### Task to carry out
Each and every line of the data must appear exactly as given.

Element data from apps and pages:

▼▼▼

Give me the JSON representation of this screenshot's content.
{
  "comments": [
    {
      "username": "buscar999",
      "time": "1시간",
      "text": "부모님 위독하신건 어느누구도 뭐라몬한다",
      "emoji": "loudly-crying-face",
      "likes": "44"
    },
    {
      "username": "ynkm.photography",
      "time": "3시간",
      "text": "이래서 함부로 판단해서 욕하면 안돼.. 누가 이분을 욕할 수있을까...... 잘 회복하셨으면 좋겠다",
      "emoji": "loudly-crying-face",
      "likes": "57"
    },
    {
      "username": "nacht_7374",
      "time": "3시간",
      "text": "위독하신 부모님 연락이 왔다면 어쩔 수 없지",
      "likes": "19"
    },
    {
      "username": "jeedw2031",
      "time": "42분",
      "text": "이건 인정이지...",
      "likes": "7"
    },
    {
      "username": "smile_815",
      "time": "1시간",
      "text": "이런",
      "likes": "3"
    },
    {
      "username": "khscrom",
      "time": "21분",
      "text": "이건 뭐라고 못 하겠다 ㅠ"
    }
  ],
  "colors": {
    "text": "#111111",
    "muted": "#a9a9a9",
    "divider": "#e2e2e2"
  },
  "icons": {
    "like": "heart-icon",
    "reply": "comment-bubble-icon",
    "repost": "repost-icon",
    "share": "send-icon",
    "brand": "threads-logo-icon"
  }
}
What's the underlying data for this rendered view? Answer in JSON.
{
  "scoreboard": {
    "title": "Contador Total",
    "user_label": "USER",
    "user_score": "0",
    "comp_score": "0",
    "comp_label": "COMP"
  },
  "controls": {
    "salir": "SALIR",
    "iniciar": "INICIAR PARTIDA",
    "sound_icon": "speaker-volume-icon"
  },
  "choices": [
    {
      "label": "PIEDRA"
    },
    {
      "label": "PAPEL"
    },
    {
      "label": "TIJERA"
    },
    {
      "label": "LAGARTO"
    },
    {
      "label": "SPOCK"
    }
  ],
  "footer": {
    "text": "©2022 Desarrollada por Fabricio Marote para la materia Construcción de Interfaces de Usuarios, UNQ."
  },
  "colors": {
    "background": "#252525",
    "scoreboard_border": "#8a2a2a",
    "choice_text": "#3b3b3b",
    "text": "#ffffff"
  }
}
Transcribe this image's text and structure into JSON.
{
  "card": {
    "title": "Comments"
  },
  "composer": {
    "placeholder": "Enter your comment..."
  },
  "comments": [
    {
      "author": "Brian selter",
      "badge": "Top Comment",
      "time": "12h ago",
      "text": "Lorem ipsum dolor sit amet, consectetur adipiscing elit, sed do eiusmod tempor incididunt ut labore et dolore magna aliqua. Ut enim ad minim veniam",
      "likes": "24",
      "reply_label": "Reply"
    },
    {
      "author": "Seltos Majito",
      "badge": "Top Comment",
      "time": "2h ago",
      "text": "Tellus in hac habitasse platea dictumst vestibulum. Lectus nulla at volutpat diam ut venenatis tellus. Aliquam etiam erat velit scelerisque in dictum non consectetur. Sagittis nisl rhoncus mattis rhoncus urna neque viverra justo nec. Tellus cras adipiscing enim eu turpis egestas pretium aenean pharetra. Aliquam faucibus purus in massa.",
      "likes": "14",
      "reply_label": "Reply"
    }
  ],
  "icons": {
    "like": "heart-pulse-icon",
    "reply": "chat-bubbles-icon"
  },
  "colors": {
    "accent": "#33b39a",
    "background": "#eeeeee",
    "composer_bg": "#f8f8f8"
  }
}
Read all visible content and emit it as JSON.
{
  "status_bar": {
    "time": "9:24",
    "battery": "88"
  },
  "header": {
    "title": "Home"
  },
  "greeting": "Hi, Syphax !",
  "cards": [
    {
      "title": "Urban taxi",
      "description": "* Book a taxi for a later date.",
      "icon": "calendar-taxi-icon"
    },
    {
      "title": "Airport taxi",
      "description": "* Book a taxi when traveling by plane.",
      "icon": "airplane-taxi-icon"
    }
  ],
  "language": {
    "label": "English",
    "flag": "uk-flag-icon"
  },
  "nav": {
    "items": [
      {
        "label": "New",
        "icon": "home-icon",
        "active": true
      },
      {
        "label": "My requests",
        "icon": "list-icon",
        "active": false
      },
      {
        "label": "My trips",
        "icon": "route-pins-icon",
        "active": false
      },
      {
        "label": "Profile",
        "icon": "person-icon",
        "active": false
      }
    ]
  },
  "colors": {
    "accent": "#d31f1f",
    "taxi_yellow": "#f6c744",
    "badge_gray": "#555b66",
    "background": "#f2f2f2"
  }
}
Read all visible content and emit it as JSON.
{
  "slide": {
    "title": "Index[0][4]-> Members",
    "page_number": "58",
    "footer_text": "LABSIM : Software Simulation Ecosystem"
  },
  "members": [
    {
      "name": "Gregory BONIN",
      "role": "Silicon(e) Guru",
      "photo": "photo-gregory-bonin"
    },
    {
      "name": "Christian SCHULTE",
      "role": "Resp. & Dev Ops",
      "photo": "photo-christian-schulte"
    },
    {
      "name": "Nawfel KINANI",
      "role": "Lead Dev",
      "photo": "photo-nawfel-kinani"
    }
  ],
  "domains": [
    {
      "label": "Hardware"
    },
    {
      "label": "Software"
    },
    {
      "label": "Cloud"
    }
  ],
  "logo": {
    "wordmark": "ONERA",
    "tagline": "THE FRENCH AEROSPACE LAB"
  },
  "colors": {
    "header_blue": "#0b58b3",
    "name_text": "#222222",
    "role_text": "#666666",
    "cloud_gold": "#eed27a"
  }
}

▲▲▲

### Solution to the problem
Give me the JSON representation of this screenshot's content.
{
  "comments": [
    {
      "username": "buscar999",
      "time": "1시간",
      "text": "부모님 위독하신건 어느누구도 뭐라몬한다",
      "emoji": "loudly-crying-face",
      "likes": "44"
    },
    {
      "username": "ynkm.photography",
      "time": "3시간",
      "text": "이래서 함부로 판단해서 욕하면 안돼.. 누가 이분을 욕할 수있을까...... 잘 회복하셨으면 좋겠다",
      "emoji": "loudly-crying-face",
      "likes": "57"
    },
    {
      "username": "nacht_7374",
      "time": "3시간",
      "text": "위독하신 부모님 연락이 왔다면 어쩔 수 없지",
      "likes": "19"
    },
    {
      "username": "jeedw2031",
      "time": "42분",
      "text": "이건 인정이지...",
      "likes": "7"
    },
    {
      "username": "smile_815",
      "time": "1시간",
      "text": "이런",
      "likes": "3"
    },
    {
      "username": "khscrom",
      "time": "21분",
      "text": "이건 뭐라고 못 하겠다 ㅠ"
    }
  ],
  "colors": {
    "text": "#111111",
    "muted": "#a9a9a9",
    "divider": "#e2e2e2"
  },
  "icons": {
    "like": "heart-icon",
    "reply": "comment-bubble-icon",
    "repost": "repost-icon",
    "share": "send-icon",
    "brand": "threads-logo-icon"
  }
}
What's the underlying data for this rendered view? Answer in JSON.
{
  "scoreboard": {
    "title": "Contador Total",
    "user_label": "USER",
    "user_score": "0",
    "comp_score": "0",
    "comp_label": "COMP"
  },
  "controls": {
    "salir": "SALIR",
    "iniciar": "INICIAR PARTIDA",
    "sound_icon": "speaker-volume-icon"
  },
  "choices": [
    {
      "label": "PIEDRA"
    },
    {
      "label": "PAPEL"
    },
    {
      "label": "TIJERA"
    },
    {
      "label": "LAGARTO"
    },
    {
      "label": "SPOCK"
    }
  ],
  "footer": {
    "text": "©2022 Desarrollada por Fabricio Marote para la materia Construcción de Interfaces de Usuarios, UNQ."
  },
  "colors": {
    "background": "#252525",
    "scoreboard_border": "#8a2a2a",
    "choice_text": "#3b3b3b",
    "text": "#ffffff"
  }
}
Transcribe this image's text and structure into JSON.
{
  "card": {
    "title": "Comments"
  },
  "composer": {
    "placeholder": "Enter your comment..."
  },
  "comments": [
    {
      "author": "Brian selter",
      "badge": "Top Comment",
      "time": "12h ago",
      "text": "Lorem ipsum dolor sit amet, consectetur adipiscing elit, sed do eiusmod tempor incididunt ut labore et dolore magna aliqua. Ut enim ad minim veniam",
      "likes": "24",
      "reply_label": "Reply"
    },
    {
      "author": "Seltos Majito",
      "badge": "Top Comment",
      "time": "2h ago",
      "text": "Tellus in hac habitasse platea dictumst vestibulum. Lectus nulla at volutpat diam ut venenatis tellus. Aliquam etiam erat velit scelerisque in dictum non consectetur. Sagittis nisl rhoncus mattis rhoncus urna neque viverra justo nec. Tellus cras adipiscing enim eu turpis egestas pretium aenean pharetra. Aliquam faucibus purus in massa.",
      "likes": "14",
      "reply_label": "Reply"
    }
  ],
  "icons": {
    "like": "heart-pulse-icon",
    "reply": "chat-bubbles-icon"
  },
  "colors": {
    "accent": "#33b39a",
    "background": "#eeeeee",
    "composer_bg": "#f8f8f8"
  }
}
Read all visible content and emit it as JSON.
{
  "status_bar": {
    "time": "9:24",
    "battery": "88"
  },
  "header": {
    "title": "Home"
  },
  "greeting": "Hi, Syphax !",
  "cards": [
    {
      "title": "Urban taxi",
      "description": "* Book a taxi for a later date.",
      "icon": "calendar-taxi-icon"
    },
    {
      "title": "Airport taxi",
      "description": "* Book a taxi when traveling by plane.",
      "icon": "airplane-taxi-icon"
    }
  ],
  "language": {
    "label": "English",
    "flag": "uk-flag-icon"
  },
  "nav": {
    "items": [
      {
        "label": "New",
        "icon": "home-icon",
        "active": true
      },
      {
        "label": "My requests",
        "icon": "list-icon",
        "active": false
      },
      {
        "label": "My trips",
        "icon": "route-pins-icon",
        "active": false
      },
      {
        "label": "Profile",
        "icon": "person-icon",
        "active": false
      }
    ]
  },
  "colors": {
    "accent": "#d31f1f",
    "taxi_yellow": "#f6c744",
    "badge_gray": "#555b66",
    "background": "#f2f2f2"
  }
}
Read all visible content and emit it as JSON.
{
  "slide": {
    "title": "Index[0][4]-> Members",
    "page_number": "58",
    "footer_text": "LABSIM : Software Simulation Ecosystem"
  },
  "members": [
    {
      "name": "Gregory BONIN",
      "role": "Silicon(e) Guru",
      "photo": "photo-gregory-bonin"
    },
    {
      "name": "Christian SCHULTE",
      "role": "Resp. & Dev Ops",
      "photo": "photo-christian-schulte"
    },
    {
      "name": "Nawfel KINANI",
      "role": "Lead Dev",
      "photo": "photo-nawfel-kinani"
    }
  ],
  "domains": [
    {
      "label": "Hardware"
    },
    {
      "label": "Software"
    },
    {
      "label": "Cloud"
    }
  ],
  "logo": {
    "wordmark": "ONERA",
    "tagline": "THE FRENCH AEROSPACE LAB"
  },
  "colors": {
    "header_blue": "#0b58b3",
    "name_text": "#222222",
    "role_text": "#666666",
    "cloud_gold": "#eed27a"
  }
}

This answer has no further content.